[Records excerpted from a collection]
'''

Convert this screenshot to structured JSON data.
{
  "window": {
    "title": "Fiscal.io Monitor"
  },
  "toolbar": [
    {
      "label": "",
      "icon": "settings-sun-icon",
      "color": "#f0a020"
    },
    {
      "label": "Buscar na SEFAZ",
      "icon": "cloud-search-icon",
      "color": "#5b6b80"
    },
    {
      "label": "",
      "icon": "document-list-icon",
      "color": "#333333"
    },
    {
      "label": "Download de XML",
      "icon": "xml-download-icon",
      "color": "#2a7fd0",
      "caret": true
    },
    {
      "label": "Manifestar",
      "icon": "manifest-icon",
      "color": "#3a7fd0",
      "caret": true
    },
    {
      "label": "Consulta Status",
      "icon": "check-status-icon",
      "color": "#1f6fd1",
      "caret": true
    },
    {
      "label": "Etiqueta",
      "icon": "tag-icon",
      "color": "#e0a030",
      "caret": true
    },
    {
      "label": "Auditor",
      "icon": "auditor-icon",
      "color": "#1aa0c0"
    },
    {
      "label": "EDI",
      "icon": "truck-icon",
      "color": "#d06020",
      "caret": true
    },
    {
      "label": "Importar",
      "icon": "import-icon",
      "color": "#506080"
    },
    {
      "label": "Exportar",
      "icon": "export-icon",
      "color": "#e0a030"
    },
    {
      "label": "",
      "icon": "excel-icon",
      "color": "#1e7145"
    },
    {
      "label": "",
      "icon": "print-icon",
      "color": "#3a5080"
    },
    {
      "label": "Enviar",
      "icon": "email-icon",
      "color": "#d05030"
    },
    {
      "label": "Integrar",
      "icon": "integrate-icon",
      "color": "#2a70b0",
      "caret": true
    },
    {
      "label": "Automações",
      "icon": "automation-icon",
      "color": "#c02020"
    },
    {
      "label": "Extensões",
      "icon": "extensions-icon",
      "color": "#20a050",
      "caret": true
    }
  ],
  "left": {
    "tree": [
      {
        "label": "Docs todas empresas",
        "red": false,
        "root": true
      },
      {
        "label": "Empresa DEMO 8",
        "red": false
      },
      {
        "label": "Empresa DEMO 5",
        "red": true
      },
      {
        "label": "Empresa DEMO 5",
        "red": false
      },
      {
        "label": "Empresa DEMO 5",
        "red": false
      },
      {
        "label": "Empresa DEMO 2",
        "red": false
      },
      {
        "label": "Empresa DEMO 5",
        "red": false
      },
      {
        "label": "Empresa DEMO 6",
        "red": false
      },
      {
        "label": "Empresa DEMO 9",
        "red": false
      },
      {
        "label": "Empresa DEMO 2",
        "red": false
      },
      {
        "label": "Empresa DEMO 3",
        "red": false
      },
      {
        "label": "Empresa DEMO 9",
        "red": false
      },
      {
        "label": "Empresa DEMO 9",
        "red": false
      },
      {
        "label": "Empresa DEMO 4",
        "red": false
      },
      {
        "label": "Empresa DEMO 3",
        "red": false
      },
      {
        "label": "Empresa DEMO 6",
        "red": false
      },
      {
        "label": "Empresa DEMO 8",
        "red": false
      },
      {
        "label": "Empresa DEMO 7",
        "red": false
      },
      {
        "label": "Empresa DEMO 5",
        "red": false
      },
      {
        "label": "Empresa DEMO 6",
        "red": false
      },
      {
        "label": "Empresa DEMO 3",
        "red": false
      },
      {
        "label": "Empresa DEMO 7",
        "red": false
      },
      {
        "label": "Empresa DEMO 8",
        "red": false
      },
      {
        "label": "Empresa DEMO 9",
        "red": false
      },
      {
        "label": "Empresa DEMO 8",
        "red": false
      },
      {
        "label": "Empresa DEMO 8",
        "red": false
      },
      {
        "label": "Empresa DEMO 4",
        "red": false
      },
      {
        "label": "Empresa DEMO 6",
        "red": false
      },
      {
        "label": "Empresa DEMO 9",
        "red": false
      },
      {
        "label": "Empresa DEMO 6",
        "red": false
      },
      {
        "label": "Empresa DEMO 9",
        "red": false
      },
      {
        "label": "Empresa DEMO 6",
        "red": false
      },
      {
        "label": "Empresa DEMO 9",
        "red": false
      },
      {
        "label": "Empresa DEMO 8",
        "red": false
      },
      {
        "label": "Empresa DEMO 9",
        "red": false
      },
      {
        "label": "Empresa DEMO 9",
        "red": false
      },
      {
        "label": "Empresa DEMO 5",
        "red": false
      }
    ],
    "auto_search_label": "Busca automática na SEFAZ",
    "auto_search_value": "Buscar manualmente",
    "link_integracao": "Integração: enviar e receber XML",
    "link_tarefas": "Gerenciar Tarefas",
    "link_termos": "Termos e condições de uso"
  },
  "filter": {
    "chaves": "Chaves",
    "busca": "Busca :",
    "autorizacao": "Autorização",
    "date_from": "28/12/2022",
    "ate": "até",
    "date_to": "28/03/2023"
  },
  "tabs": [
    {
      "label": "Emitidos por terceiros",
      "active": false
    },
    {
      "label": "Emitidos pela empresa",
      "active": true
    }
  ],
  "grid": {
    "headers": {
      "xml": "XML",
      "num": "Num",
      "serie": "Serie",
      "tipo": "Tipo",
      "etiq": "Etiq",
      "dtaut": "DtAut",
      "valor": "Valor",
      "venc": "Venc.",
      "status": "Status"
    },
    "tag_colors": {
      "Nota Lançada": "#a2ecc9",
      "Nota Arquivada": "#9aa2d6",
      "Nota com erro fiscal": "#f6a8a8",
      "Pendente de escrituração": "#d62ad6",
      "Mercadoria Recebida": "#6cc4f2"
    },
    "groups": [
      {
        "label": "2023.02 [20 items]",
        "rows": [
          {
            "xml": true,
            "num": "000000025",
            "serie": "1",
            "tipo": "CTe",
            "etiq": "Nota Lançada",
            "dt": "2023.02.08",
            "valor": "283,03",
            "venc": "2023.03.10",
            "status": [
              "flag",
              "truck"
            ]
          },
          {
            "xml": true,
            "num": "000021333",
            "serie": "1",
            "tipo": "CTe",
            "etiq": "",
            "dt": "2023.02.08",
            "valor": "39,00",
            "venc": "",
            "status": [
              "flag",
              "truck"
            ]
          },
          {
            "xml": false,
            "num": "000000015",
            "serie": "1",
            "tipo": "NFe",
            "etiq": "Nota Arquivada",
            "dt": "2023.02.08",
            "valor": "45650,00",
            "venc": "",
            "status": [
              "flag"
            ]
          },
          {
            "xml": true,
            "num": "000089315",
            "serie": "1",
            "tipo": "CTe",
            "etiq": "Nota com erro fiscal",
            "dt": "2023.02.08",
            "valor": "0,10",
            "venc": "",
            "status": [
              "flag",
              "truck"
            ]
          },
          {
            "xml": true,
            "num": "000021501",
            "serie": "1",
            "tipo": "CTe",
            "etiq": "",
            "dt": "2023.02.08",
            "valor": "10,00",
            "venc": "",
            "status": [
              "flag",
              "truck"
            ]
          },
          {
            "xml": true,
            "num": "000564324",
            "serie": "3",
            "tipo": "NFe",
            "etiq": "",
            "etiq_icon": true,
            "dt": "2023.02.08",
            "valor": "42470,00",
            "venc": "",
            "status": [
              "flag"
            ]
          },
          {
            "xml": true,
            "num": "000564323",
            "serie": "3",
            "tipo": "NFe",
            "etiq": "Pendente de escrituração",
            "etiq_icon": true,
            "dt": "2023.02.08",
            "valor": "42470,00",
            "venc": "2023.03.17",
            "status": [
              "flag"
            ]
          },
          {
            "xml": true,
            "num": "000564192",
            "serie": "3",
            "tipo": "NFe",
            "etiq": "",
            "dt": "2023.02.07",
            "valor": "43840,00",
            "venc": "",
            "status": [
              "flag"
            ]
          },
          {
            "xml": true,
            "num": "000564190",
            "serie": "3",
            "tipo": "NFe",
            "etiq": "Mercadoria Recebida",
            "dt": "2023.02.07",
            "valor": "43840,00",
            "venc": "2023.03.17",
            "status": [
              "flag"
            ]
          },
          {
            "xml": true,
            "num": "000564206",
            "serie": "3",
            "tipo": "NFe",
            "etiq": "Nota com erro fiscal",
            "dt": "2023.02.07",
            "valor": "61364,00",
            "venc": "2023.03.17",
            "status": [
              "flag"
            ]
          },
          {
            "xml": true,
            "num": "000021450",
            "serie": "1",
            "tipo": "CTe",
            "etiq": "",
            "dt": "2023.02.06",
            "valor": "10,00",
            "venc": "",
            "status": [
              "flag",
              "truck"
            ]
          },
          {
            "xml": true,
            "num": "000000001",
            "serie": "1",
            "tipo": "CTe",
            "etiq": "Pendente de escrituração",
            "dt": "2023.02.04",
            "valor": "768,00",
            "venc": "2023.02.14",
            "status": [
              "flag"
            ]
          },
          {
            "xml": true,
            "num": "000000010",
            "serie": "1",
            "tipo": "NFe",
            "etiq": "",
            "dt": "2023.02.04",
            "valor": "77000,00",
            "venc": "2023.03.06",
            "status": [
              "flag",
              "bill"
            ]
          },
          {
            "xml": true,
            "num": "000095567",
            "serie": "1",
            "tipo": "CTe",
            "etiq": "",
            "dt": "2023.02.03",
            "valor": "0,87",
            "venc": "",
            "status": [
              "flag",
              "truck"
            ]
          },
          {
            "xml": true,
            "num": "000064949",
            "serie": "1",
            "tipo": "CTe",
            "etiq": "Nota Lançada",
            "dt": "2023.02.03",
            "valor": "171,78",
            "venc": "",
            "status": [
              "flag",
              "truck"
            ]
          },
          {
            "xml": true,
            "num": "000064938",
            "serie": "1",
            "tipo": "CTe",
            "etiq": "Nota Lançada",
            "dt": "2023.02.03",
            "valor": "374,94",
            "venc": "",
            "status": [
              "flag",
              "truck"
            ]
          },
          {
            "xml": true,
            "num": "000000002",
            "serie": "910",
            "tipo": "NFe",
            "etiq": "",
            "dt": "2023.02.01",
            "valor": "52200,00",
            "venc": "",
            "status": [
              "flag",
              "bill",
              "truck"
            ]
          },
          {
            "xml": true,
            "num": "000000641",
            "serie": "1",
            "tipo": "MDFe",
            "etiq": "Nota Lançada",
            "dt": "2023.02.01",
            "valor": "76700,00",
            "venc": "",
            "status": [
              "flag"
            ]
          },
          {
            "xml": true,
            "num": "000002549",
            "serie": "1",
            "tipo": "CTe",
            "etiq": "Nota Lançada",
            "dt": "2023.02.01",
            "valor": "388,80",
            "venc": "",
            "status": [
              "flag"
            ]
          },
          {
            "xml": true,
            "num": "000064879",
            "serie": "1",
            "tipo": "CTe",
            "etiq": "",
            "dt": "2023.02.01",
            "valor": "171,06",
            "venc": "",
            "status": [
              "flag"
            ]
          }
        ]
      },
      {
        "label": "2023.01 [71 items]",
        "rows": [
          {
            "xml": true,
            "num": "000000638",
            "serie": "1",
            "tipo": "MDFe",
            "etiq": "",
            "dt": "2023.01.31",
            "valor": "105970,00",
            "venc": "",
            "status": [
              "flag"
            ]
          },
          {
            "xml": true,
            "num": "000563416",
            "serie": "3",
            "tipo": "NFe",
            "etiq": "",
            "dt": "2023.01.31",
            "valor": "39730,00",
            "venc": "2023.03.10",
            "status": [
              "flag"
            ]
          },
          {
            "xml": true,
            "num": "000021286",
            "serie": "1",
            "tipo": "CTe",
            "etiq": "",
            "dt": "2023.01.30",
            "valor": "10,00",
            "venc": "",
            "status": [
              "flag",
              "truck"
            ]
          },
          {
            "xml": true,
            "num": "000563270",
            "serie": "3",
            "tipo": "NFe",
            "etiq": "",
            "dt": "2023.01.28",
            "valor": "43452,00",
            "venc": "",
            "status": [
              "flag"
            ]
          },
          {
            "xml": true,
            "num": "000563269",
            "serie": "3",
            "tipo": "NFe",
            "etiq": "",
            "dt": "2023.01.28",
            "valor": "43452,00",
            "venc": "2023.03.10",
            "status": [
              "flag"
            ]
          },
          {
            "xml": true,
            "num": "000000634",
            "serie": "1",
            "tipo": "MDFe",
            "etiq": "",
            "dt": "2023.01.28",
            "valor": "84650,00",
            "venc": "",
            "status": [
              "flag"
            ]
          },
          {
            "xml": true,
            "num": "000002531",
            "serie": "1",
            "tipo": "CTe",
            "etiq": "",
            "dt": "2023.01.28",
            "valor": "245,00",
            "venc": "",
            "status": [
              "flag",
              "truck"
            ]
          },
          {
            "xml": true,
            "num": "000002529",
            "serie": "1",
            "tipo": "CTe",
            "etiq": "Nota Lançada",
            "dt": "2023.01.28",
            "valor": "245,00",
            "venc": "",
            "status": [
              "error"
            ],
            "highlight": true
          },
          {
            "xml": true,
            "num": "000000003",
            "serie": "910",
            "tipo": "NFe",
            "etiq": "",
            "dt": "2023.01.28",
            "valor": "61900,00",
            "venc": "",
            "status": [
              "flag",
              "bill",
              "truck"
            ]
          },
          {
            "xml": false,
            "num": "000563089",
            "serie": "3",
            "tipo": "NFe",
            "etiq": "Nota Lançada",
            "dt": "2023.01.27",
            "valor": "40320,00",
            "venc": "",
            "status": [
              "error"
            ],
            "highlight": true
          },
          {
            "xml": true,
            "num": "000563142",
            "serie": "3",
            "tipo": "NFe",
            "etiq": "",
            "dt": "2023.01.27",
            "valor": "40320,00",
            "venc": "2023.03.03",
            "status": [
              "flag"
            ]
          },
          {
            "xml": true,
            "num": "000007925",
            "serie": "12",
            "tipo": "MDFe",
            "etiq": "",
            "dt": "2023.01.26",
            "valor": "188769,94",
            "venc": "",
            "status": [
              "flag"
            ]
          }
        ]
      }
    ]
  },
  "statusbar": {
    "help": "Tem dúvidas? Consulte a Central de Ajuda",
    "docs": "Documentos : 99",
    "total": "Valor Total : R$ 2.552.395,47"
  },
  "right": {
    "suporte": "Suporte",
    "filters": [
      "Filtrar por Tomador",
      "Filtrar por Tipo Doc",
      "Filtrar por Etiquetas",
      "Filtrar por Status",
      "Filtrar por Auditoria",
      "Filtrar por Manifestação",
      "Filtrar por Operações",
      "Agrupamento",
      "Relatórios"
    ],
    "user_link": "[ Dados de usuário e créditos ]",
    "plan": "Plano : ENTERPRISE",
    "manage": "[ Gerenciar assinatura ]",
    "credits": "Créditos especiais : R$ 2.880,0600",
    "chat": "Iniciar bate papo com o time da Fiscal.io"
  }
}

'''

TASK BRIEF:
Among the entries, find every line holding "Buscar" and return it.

RESPONSE TO THE EXERCISE:
      "label": "Buscar na SEFAZ",
    "auto_search_value": "Buscar manualmente",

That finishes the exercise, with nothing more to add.